Full-figured and charmingly floral, Viognier is one of the most important white grapes of the northern Rhône, and the only one allowed in Condrieu and neighboring monopole (an entire appellation dedicated to just one winery), Château Grillet. It is also a blending variety in several appellations throughout the entire Rhône Valley. Viognier is grown throughout much of the rest of the wine world with some degree of success. Look for great New World examples from California, Oregon, Washington and cooler parts of Australia.
Viognier Tasting Notes
Viognier is a dry, white wine with a full body and distinctive floral aromas. Redolent of a full bouquet of flowers, stone and tropical fruits and a dash of spice. It is lower in acidity than most white wines, lending to its heavy impression on the palate, making it the perfect summer wine. While a whiff of Viognier wine might suggest sweet flavors, these wines are typically quite dry. If you love bolder white wines like Chardonnay, Viognier is something you’ll truly enjoy.
Viognier Food Pairings
Viognier wine is an intense, bold variety that can easily stand up to hearty food like pork loin with apricot stuffing, roasted chicken or chicken Kiev. Viognier also pairs well with seafood dishes like scallops seared in lemon and garlic, shrimp and pineapple kabobs or rosemary-grilled chicken!
Sommelier Secrets for Viognier

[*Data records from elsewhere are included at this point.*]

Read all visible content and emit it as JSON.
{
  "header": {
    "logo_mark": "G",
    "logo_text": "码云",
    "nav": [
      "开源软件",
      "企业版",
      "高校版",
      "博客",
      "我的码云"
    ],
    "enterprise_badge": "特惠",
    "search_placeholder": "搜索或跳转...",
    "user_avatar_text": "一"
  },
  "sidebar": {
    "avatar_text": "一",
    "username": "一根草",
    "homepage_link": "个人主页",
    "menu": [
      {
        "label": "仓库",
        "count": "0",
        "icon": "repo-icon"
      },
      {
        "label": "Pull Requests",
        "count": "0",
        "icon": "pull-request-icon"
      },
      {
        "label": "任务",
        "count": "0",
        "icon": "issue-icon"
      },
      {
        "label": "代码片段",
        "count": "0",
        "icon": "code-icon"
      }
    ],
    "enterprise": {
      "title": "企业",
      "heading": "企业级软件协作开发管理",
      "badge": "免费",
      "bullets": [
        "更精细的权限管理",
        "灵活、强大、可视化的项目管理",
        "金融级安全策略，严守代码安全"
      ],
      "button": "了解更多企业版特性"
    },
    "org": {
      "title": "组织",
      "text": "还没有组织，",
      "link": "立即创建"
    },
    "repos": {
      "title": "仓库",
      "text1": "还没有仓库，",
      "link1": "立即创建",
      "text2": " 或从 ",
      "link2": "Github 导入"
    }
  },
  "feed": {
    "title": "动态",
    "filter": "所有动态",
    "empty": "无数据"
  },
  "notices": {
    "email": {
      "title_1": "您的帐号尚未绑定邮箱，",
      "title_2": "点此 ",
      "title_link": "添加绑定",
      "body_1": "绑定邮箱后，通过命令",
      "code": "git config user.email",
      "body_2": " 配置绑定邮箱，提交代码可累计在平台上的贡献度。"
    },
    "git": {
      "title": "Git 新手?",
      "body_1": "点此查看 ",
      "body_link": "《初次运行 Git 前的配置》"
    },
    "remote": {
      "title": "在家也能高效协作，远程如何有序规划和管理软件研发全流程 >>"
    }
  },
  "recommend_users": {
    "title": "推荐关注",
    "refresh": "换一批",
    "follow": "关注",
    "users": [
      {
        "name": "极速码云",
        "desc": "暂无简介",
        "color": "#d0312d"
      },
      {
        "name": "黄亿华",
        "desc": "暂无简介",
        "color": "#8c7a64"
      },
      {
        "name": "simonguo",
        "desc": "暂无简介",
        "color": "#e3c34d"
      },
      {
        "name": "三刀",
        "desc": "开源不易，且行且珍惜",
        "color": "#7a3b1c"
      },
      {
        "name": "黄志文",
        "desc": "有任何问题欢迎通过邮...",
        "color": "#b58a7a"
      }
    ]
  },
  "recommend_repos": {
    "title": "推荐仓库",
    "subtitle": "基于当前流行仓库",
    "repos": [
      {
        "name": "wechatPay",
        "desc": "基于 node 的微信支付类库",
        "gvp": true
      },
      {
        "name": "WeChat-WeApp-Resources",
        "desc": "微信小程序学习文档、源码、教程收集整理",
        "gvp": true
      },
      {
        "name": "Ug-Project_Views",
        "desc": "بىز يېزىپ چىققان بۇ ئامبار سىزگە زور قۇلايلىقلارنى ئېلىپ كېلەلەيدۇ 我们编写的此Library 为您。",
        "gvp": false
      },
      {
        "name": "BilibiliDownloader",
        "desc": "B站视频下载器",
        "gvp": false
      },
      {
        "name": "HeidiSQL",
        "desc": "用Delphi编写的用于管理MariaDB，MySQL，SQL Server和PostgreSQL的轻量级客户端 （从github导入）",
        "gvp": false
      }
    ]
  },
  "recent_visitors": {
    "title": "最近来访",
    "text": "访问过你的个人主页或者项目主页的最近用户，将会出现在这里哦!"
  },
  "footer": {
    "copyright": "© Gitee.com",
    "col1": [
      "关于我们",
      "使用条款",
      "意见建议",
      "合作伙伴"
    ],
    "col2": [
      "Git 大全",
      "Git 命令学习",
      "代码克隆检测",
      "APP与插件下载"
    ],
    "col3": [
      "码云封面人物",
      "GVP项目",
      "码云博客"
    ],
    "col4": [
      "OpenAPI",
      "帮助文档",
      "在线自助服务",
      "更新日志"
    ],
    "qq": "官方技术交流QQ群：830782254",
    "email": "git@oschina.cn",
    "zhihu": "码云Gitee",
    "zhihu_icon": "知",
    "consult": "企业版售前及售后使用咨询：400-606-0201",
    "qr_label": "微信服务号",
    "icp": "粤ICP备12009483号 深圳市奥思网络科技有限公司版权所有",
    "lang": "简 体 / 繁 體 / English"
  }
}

While Viognier is a white grape, it also plays an important role in the red wines of Côte Rôtie in the northern Rhône. About 5% Viognier is typically co-fermented with the Syrah in order to stabilize the color, and as an added benefit, add a subtle perfume. Viognier’s alcohol by volume (ABV) ranges anywhere from 13.5%-15%, and though it may seem like a subtle jump, the difference can make a huge difference on the palate. Lighter Viogniers are typically under 14% ABV while richer, bolder, fruit-forward styles are higher in alcohol.